Top of Material supplied

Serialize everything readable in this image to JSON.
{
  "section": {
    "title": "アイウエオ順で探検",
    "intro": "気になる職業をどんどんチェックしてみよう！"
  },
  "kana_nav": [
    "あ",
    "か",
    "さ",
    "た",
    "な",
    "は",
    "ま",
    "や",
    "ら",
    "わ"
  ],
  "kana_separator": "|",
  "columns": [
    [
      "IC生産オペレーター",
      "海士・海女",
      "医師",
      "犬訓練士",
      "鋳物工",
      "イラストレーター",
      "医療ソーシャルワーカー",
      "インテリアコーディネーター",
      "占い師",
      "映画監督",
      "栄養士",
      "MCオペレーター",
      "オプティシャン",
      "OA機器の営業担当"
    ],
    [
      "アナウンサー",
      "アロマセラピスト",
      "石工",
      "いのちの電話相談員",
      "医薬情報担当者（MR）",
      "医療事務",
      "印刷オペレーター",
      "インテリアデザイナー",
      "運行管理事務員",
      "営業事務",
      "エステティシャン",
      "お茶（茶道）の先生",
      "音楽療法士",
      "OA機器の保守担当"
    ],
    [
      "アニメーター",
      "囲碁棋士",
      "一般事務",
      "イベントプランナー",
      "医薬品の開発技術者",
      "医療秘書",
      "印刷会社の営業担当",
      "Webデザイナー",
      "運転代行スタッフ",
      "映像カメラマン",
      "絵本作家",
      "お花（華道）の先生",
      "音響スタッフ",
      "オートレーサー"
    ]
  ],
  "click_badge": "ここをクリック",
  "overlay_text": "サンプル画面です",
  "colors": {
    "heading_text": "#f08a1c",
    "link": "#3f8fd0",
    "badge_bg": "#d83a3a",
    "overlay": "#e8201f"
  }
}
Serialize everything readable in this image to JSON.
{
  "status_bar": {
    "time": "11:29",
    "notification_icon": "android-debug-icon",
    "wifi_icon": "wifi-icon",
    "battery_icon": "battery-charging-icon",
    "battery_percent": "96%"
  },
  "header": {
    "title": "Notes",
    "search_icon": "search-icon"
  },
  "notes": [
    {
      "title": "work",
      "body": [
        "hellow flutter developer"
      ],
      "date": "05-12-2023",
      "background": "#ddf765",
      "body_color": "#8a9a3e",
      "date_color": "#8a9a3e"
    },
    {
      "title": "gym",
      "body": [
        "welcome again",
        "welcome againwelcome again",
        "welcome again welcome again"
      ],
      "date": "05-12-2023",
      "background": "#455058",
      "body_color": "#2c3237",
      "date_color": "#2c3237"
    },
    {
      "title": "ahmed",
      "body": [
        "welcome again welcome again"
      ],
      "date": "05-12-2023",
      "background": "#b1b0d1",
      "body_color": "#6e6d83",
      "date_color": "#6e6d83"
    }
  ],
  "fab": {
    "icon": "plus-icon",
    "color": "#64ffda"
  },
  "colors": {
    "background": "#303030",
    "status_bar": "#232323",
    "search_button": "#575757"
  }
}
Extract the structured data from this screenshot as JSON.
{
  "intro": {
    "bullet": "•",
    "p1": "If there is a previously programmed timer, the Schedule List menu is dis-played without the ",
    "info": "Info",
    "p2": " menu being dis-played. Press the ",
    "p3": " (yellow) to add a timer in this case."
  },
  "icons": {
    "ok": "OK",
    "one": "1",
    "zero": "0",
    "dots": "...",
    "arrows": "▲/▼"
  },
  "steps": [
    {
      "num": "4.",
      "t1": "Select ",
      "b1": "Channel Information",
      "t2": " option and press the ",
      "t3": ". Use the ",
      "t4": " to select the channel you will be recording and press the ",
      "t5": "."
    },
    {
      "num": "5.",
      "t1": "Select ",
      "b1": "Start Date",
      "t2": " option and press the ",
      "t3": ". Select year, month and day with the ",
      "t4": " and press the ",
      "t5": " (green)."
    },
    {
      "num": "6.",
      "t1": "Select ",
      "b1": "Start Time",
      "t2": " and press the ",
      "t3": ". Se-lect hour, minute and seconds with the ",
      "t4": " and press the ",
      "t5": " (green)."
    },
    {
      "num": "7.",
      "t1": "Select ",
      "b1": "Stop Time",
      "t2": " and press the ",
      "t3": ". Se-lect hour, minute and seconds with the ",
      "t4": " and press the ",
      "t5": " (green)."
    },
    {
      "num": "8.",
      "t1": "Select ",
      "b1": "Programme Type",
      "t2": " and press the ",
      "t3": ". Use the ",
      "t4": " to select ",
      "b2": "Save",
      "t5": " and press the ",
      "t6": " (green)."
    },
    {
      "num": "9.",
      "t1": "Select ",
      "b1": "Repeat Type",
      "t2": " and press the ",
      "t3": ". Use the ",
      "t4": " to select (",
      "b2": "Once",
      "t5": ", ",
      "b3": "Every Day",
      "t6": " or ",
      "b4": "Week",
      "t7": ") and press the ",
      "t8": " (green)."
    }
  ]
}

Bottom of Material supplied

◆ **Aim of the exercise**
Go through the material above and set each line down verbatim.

◆ **Exercise result**
Serialize everything readable in this image to JSON.
{
  "section": {
    "title": "アイウエオ順で探検",
    "intro": "気になる職業をどんどんチェックしてみよう！"
  },
  "kana_nav": [
    "あ",
    "か",
    "さ",
    "た",
    "な",
    "は",
    "ま",
    "や",
    "ら",
    "わ"
  ],
  "kana_separator": "|",
  "columns": [
    [
      "IC生産オペレーター",
      "海士・海女",
      "医師",
      "犬訓練士",
      "鋳物工",
      "イラストレーター",
      "医療ソーシャルワーカー",
      "インテリアコーディネーター",
      "占い師",
      "映画監督",
      "栄養士",
      "MCオペレーター",
      "オプティシャン",
      "OA機器の営業担当"
    ],
    [
      "アナウンサー",
      "アロマセラピスト",
      "石工",
      "いのちの電話相談員",
      "医薬情報担当者（MR）",
      "医療事務",
      "印刷オペレーター",
      "インテリアデザイナー",
      "運行管理事務員",
      "営業事務",
      "エステティシャン",
      "お茶（茶道）の先生",
      "音楽療法士",
      "OA機器の保守担当"
    ],
    [
      "アニメーター",
      "囲碁棋士",
      "一般事務",
      "イベントプランナー",
      "医薬品の開発技術者",
      "医療秘書",
      "印刷会社の営業担当",
      "Webデザイナー",
      "運転代行スタッフ",
      "映像カメラマン",
      "絵本作家",
      "お花（華道）の先生",
      "音響スタッフ",
      "オートレーサー"
    ]
  ],
  "click_badge": "ここをクリック",
  "overlay_text": "サンプル画面です",
  "colors": {
    "heading_text": "#f08a1c",
    "link": "#3f8fd0",
    "badge_bg": "#d83a3a",
    "overlay": "#e8201f"
  }
}
Serialize everything readable in this image to JSON.
{
  "status_bar": {
    "time": "11:29",
    "notification_icon": "android-debug-icon",
    "wifi_icon": "wifi-icon",
    "battery_icon": "battery-charging-icon",
    "battery_percent": "96%"
  },
  "header": {
    "title": "Notes",
    "search_icon": "search-icon"
  },
  "notes": [
    {
      "title": "work",
      "body": [
        "hellow flutter developer"
      ],
      "date": "05-12-2023",
      "background": "#ddf765",
      "body_color": "#8a9a3e",
      "date_color": "#8a9a3e"
    },
    {
      "title": "gym",
      "body": [
        "welcome again",
        "welcome againwelcome again",
        "welcome again welcome again"
      ],
      "date": "05-12-2023",
      "background": "#455058",
      "body_color": "#2c3237",
      "date_color": "#2c3237"
    },
    {
      "title": "ahmed",
      "body": [
        "welcome again welcome again"
      ],
      "date": "05-12-2023",
      "background": "#b1b0d1",
      "body_color": "#6e6d83",
      "date_color": "#6e6d83"
    }
  ],
  "fab": {
    "icon": "plus-icon",
    "color": "#64ffda"
  },
  "colors": {
    "background": "#303030",
    "status_bar": "#232323",
    "search_button": "#575757"
  }
}
Extract the structured data from this screenshot as JSON.
{
  "intro": {
    "bullet": "•",
    "p1": "If there is a previously programmed timer, the Schedule List menu is dis-played without the ",
    "info": "Info",
    "p2": " menu being dis-played. Press the ",
    "p3": " (yellow) to add a timer in this case."
  },
  "icons": {
    "ok": "OK",
    "one": "1",
    "zero": "0",
    "dots": "...",
    "arrows": "▲/▼"
  },
  "steps": [
    {
      "num": "4.",
      "t1": "Select ",
      "b1": "Channel Information",
      "t2": " option and press the ",
      "t3": ". Use the ",
      "t4": " to select the channel you will be recording and press the ",
      "t5": "."
    },
    {
      "num": "5.",
      "t1": "Select ",
      "b1": "Start Date",
      "t2": " option and press the ",
      "t3": ". Select year, month and day with the ",
      "t4": " and press the ",
      "t5": " (green)."
    },
    {
      "num": "6.",
      "t1": "Select ",
      "b1": "Start Time",
      "t2": " and press the ",
      "t3": ". Se-lect hour, minute and seconds with the ",
      "t4": " and press the ",
      "t5": " (green)."
    },
    {
      "num": "7.",
      "t1": "Select ",
      "b1": "Stop Time",
      "t2": " and press the ",
      "t3": ". Se-lect hour, minute and seconds with the ",
      "t4": " and press the ",
      "t5": " (green)."
    },
    {
      "num": "8.",
      "t1": "Select ",
      "b1": "Programme Type",
      "t2": " and press the ",
      "t3": ". Use the ",
      "t4": " to select ",
      "b2": "Save",
      "t5": " and press the ",
      "t6": " (green)."
    },
    {
      "num": "9.",
      "t1": "Select ",
      "b1": "Repeat Type",
      "t2": " and press the ",
      "t3": ". Use the ",
      "t4": " to select (",
      "b2": "Once",
      "t5": ", ",
      "b3": "Every Day",
      "t6": " or ",
      "b4": "Week",
      "t7": ") and press the ",
      "t8": " (green)."
    }
  ]
}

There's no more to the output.